Four United Nations human rights experts today urged authorities in Pakistan to halt the execution of Imdad Ali, a man with a psychosocial disability, and to re-try him in compliance with international standards.
“It is a violation of death penalty safeguards to impose capital punishment on individuals with a psychosocial disability,” the UN experts said in a press release issued by the Office of the UN High Commissioner for Human Rights (OHCHR).
“We urge the authorities to annul the death sentence against Mr. Ali and to ensure a fair re-trial which takes into consideration all evidence relevant to the case including medical reports on Mr. Ali’s mental health status,” they added
The 50-year-old Pakistani was sentenced to death in 2002 for the alleged murder of a religious scholar. A year before the killing, Mr. Ali had been examined by a doctor and referred to a mental health facility for treatment. His psychosocial disability was raised at his first trial, but his condition was not mentioned in the court ruling sentencing him to death, the experts said.
While medical reports commissioned in prison in 2004 and 2012 diagnosed him with psychosis and paranoid schizophrenia, in 2015 the Supreme Court dismissed the defendant’s appeal, claiming lack of medical evidence proving his psychosocial disability, according to the experts.
They noted that an appeal had been filed against the decision, but was dismissed by the Supreme Court earlier today, and now Mr. Ali could be executed within a week.
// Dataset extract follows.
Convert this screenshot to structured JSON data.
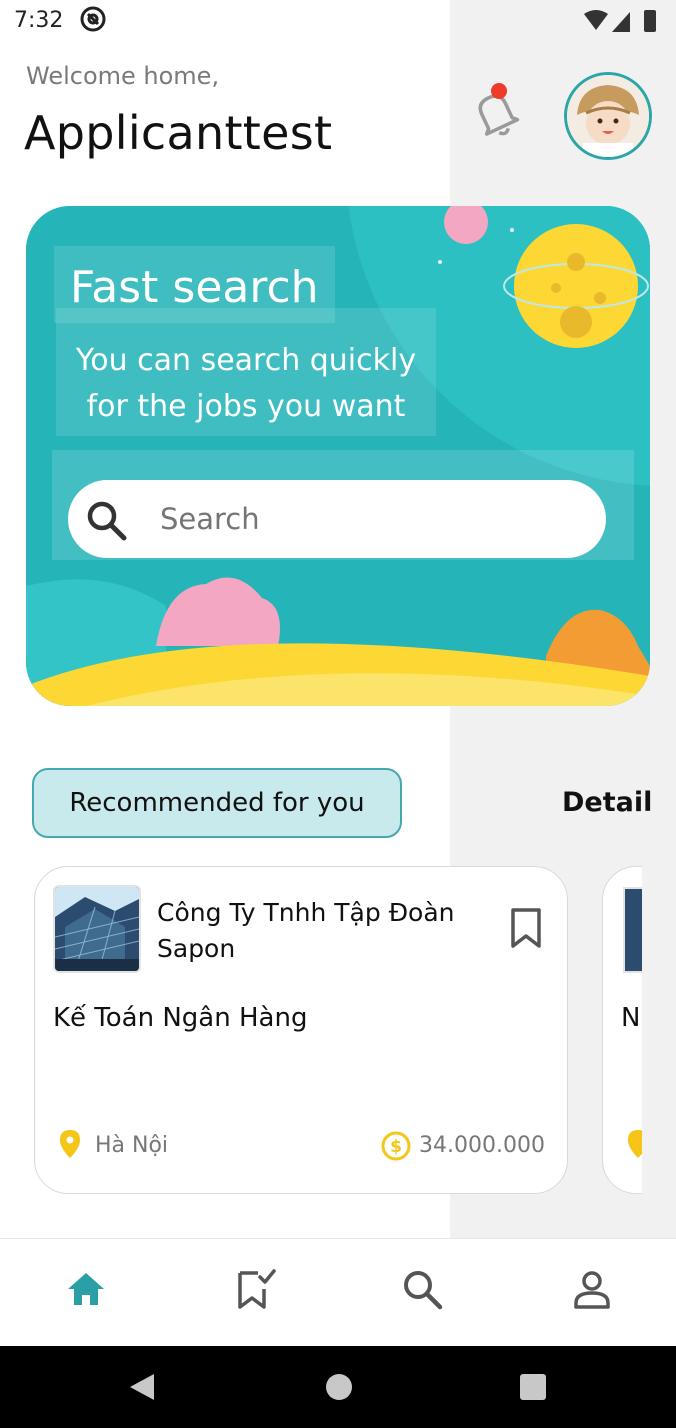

“The courts have disregarded medical reports asserting that the defendant has a psychosocial disability and have not conducted an independent evaluation of his mental health status,” stressed the experts. “Implementing the death penalty under these conditions is unlawful and tantamount to an arbitrary execution, as well as a form of cruel, inhuman or degrading punishment.”
The UN human rights experts recalled that persons with psychosocial disabilities frequently face the risk of being sentenced to death and executed in breach of international standards.
“States must do their utmost to address this risk, including by providing accommodation during all phases of legal proceedings, and by granting adequate protection from any form of discrimination against them because of their mental health condition,” they said.
“We are concerned at Mr. Ali’s deteriorating psychosocial condition, among other things, due to lack of appropriate treatment and reasonable accommodation in detention,” the experts noted, highlighting that the denial of reasonable accommodation in detention can be considered a form of discrimination, as well as cruel, inhuman or degrading treatment.
The experts include Agnes Callamard, Special Rapporteur on extrajudicial, summary or arbitrary executions; Juan E. Méndez, Special Rapporteur on torture and other cruel, inhuman or degrading treatment or punishment; Mónica Pinto, Special Rapporteur on the independence of judges and lawyers; and Dainius Puras, Special Rapporteur on the right of everyone to the enjoyment of the highest attainable standard of physical and mental health.
Special Rapporteurs are appointed by the UN Human Rights Council and are independent from any government or organization and serve in their individual capacity.